IA research, then, cannot stay isolated in theory; nor can it be satisfied with ponderous empirical studies that prove what the working IA already knows through experience. Academics involved in IA research need to be creating tools: prototypes of new methods, new designs, new interfaces and new procedures that meet the following criteria:
- They are intended to be picked over and analyzed by those who have specific problems to solve.
- They are to be pushed until they fail, so that we can see where things fail.
- They exist in a public domain where they can be shared without problems of violating confidentiality.
- They can be used to evolve consensus on some questions that tend to be posed and discussed each year.
Defining the Field Boundaries
Information architecture sits at the nexus of many different fields, ranging from library science to graphic design. Thatís exciting. Nearly every problem encountered in human life can be defined in terms of information, if you work hard enough at it. Thatís exciting too. But in practical terms, it means that practitioners frequently suffer from inflated expectations and that virtually every problem in our information-rich culture can be traced to a supposed failing of information architects.

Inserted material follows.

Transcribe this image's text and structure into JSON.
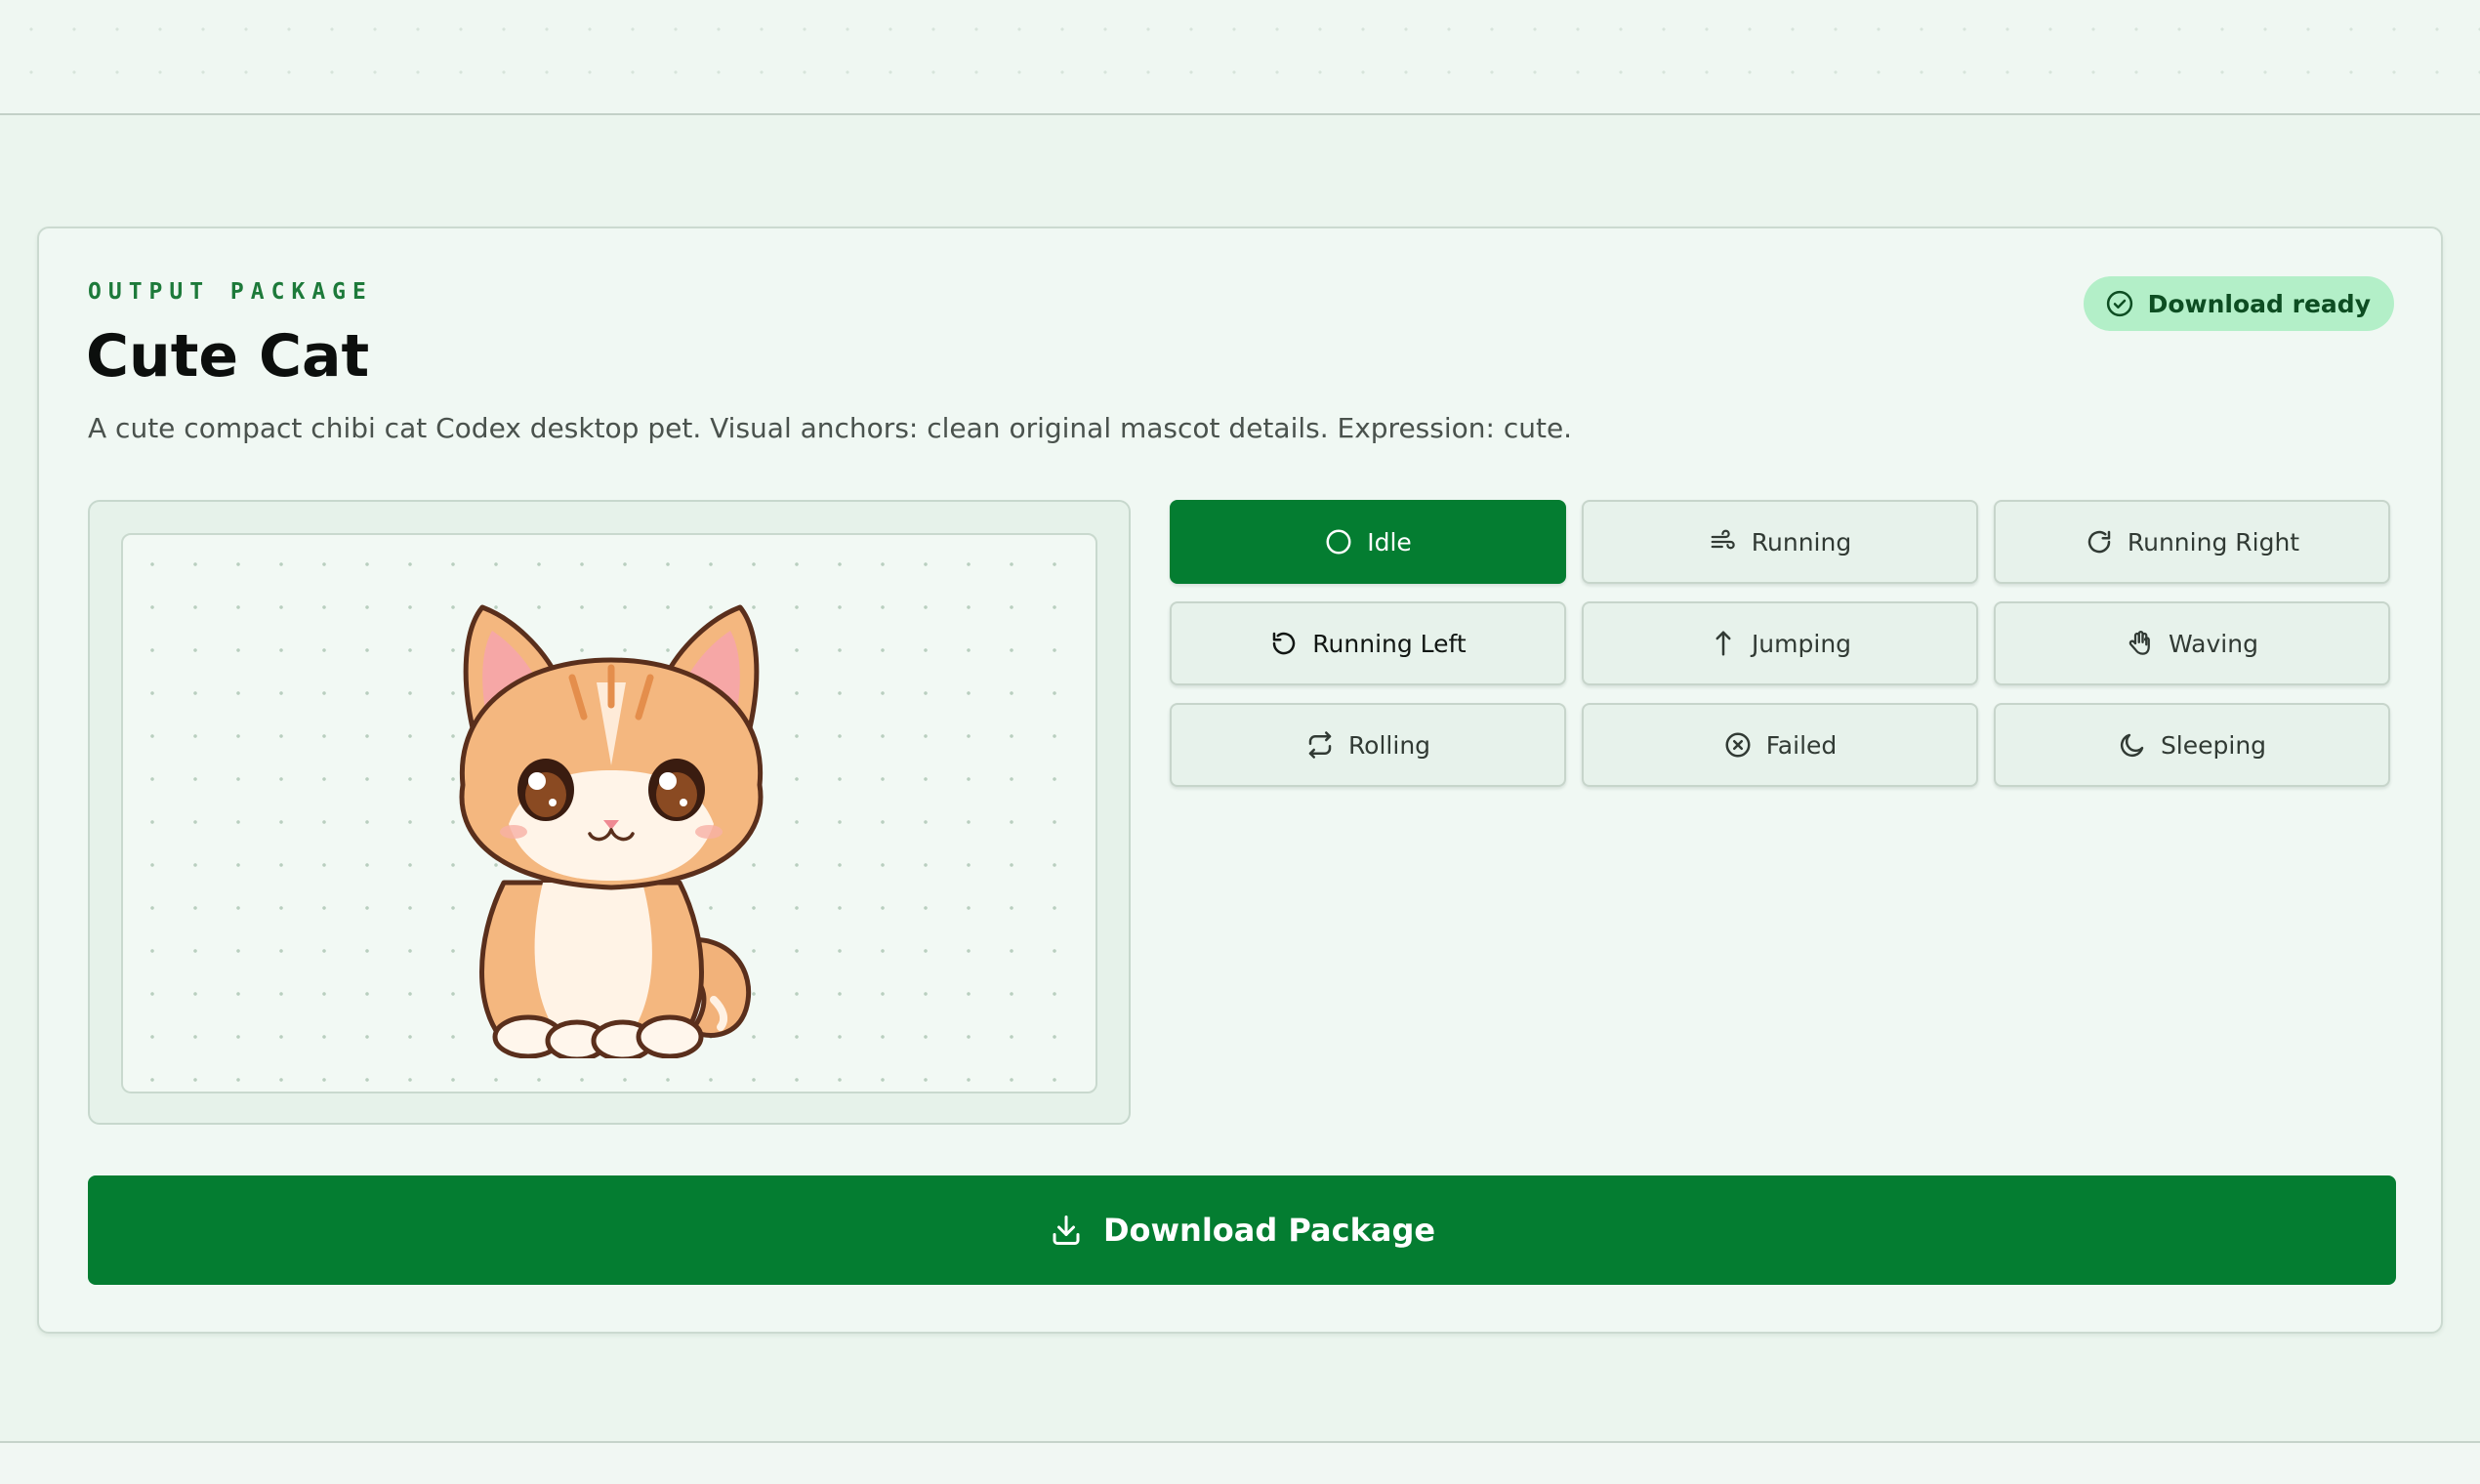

That wide reach makes it difficult for us to see our own limits. Only the little guys profess to do everything. IA research needs to develop a sophisticated and useful understanding of how information architecture interacts with other areas of expertise. Manhattan is an exciting place because since it was surrounded by water, it was forced to build up. IA research needs to define similar boundaries, thereby helping the field to build up.
Teaching the Next Generation
Academics may lie awake at nights worrying about their publications, but they divide their days with the equally important task of teaching. IA research needs to use both IA practice and the questions that emerge from Summit attendees to define useful curricula for the growing number of degree programs in information architecture. Are we training graduates to be useful members of the community? Or are we training them in outmoded techniques and long-discarded tools? What theoretical grounding best serves a student in an IA program? What technical infrastructure is required to teach useful courses in information architecture? And, perhaps most important of all, what are the best pedagogical techniques for teaching this complex field?
If any researcher has work that could contribute to any of these problems and tasks, the research track offers a great venue for that work, and the call for papers will be appearing shortly at
www.iasummit.org . Furthermore, the Information Architecture Institute offers a program of grants to support work of this nature (see
www.iainstitute.org/pg/ia_progress_grants.php). Information architecture research has an exciting chance to evolve in close proximity to field practitioners who are deeply engaged with the intellectual, social and philosophical implications of their own practices.
Articles in this Issue
IA Research: The Future State of the Art